Don't let the time frame and the setbacks get you too discouraged. There is no way to plan for every problem that might happen. If people don't have setbacks, then I have to wonder if they are really serious about breeding because you don't notice problems as much if you aren't paying attention. I've had my share and I know a few others that have had theirs, but you just have to keep going till you see that tiny pin prick of light at the end of the tunnel.
I think there is a lot more setbacks in this work than people want to admit or talk about. I have a theory that we just don't hear about the problems because for one, discussing the reality of poultry raising does not sell poultry products and it would turn off potential buyers if magazines and online sources told the truth about things. Two, people don't like to hear about the hard parts of things, they want the warm fuzzy stuff not the dirty stuff. And three, it can be discouraging and embarrassing to talk about your problems because it can make you feel like a failure.
I wish there was more formal support out there educating people so they weren't feeling like they were floundering. Not everyone knows how to research what they want/need to know, and not everyone can go to poultry shows and be friends with successful breeders to learn from the very start. I like the work that the Livestock Conservancy is doing to promote old breeds, but they make it all seem like it's a bed of roses, instead of showing what it's really like. That's why I keep running across people that claim to want to breed heritage birds, yet they are opposed to culling and not only will they not kill and eat their own birds, but they won't allow people to buy their birds with the intent to eat them. Being a chicken farmer is a glamorous fad these days but nobody is telling these people the truth about how hard it can be.

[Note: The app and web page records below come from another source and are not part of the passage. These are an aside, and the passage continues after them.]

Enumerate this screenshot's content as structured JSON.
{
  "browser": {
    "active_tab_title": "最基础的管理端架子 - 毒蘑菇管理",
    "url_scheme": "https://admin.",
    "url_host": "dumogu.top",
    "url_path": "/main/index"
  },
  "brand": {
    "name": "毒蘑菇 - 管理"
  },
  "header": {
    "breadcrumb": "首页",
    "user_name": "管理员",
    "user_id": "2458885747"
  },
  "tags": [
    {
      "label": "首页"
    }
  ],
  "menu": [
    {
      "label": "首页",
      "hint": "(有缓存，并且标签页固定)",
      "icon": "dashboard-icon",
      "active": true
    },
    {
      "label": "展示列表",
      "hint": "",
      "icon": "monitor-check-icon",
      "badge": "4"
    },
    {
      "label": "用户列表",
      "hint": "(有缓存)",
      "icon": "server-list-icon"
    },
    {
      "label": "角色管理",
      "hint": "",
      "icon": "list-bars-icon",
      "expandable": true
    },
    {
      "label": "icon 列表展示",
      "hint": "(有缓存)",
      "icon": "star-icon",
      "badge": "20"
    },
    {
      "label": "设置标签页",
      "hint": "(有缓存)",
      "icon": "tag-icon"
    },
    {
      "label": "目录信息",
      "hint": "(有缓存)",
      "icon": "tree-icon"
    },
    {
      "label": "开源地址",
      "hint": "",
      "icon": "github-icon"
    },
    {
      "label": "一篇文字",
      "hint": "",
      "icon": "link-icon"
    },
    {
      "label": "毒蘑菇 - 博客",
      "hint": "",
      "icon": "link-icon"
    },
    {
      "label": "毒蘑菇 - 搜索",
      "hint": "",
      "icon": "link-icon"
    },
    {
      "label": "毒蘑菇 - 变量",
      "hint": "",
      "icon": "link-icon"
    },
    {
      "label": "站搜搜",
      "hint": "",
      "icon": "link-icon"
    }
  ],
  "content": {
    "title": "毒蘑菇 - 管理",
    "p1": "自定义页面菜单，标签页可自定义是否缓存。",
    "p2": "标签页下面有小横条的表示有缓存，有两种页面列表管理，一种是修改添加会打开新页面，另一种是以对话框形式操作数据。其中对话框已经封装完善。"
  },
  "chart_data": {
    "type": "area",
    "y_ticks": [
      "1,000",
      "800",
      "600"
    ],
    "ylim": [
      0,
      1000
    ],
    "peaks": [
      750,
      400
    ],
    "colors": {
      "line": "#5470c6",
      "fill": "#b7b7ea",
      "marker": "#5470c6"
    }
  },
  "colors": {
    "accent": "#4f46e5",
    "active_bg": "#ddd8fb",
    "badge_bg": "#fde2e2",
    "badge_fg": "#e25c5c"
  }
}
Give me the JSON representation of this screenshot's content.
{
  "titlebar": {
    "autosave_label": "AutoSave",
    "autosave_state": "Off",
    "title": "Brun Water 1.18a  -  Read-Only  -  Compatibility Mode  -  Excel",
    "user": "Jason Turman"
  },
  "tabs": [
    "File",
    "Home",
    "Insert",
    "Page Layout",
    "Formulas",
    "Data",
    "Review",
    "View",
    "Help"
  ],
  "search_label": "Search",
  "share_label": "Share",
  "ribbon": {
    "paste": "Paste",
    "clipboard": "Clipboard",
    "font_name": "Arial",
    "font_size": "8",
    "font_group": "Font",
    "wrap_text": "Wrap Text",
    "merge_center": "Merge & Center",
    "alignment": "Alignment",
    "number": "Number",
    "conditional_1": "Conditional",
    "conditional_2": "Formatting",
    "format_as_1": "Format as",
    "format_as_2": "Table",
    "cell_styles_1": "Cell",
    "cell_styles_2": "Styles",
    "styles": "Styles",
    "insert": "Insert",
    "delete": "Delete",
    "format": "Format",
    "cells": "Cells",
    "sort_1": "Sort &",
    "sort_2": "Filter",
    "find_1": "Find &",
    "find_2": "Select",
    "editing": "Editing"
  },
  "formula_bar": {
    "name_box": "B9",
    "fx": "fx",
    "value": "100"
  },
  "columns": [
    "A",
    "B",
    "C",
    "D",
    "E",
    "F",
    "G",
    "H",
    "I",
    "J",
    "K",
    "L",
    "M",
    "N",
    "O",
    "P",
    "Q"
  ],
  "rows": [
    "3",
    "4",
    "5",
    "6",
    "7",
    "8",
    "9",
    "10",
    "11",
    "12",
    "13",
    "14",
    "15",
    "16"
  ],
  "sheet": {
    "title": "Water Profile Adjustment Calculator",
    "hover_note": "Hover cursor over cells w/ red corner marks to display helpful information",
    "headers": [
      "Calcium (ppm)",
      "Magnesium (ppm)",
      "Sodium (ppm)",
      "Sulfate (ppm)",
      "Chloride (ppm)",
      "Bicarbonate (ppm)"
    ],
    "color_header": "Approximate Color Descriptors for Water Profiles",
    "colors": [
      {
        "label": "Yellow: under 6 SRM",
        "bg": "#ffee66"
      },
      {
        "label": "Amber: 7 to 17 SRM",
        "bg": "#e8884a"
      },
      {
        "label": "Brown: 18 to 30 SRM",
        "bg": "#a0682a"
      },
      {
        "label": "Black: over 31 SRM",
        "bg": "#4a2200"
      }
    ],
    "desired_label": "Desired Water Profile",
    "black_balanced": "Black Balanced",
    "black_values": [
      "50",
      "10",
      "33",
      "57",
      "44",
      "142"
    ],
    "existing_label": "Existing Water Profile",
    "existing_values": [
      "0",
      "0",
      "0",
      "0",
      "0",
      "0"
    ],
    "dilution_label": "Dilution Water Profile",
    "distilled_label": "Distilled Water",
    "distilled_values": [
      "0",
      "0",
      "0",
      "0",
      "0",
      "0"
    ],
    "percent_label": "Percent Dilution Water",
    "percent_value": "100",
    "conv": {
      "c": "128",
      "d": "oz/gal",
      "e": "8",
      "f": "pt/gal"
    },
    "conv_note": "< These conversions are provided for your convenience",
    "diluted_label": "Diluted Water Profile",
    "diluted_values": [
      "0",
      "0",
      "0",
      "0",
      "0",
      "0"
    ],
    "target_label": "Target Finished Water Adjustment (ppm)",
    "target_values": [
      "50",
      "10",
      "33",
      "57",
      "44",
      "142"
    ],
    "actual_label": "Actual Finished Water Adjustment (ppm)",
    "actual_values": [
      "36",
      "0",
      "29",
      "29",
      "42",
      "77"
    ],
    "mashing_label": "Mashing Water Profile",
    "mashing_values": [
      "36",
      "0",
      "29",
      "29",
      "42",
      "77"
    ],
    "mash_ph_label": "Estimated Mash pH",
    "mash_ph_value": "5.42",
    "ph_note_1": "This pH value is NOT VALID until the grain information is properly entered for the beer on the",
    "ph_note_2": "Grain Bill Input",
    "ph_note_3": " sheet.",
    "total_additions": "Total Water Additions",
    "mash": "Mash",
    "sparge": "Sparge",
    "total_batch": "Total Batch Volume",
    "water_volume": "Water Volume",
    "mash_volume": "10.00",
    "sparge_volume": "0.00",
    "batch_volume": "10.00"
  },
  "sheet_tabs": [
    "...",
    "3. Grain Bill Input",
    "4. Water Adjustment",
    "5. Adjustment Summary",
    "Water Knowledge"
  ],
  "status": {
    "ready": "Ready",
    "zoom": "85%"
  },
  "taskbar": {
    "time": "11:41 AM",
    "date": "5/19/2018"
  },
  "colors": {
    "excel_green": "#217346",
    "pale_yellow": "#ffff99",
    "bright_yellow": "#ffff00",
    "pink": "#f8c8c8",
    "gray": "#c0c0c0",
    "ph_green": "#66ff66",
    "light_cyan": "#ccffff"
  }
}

Thanks- it's good to hear the failures as well as the successes. I try to keep in the back of my mind, the 1 in 100 "rule" of the good bird- that way I feel a bit better when I look at mine, and realize that the 99 of the 100 will be chicken dinner. And really, I don't blame the people who have been breeding for a long time, when they don't want to sell their stock to newbies- it's very true that when you you're new and starting out, and you get all your information from the popular magazines and sources, it does sound pretty easy, and pretty glamorous. In fact I read an article on Black Javas in some magazine- and of course I had to have a lovely flock like that free ranging on our farm. I figured it would be easy to find some and go from there- ha! I could not have been more wrong. First, there seemed to be none (at least that I could find) in Canada, and then when I located some at Urch's I thought, well I'm all set- and then was shocked that they didn't ship to Canada. Neither did Sand Hill Preservation.. or anyone else. The magazine made it sound like a fairy tale, as you say, all rosy. I didn't realize that it would take time to build relationships and tons of research, and set backs. But I've come a long way since then. It's a typical case of the longer you're in it, the less and less you realize you know. I miss those early days when I knew just about everything there was to know about chickens! Haa haaa haaaa haaa!!!!!!!
Black Javas are lovely, but I've found a lot of the Javas out there are no where near Standard. You might have dodged a bullet by not finding any breeders that would ship to Canada.
Serious Java breeders are few and far between. Javas in general need a lot of work. Some folks are making progress. Others (me included) are having a lot of learning experiences along the way. Two steps forward, one step back. Some years it's one step forward and two steps back.
I'm in my fourth year with Black Javas and keep re-evaluating how much effort I want to put into the process of improving the birds. So far the answer has been yeah, keep going. I love the breed. I love growing the chicks out. I love the eggs and meat, and being able to feed friends and family. I love watching the birds run around the yard. I don't like killing chickens but I do it because it's necessary. And I've gotten a lot faster at killing and butchering so it's not as traumatic as it was at first. I have sold a few birds along the way to people who wanted them for eggs and meat, not for showing. I would rather eat the birds than sell them.
This year I cut back on the number of chicks I hatched because I don't have the space to grow out any more. That will slow down my progress toward improving the birds, but I get to have more fun with the flock. And that is the whole point of raising chickens.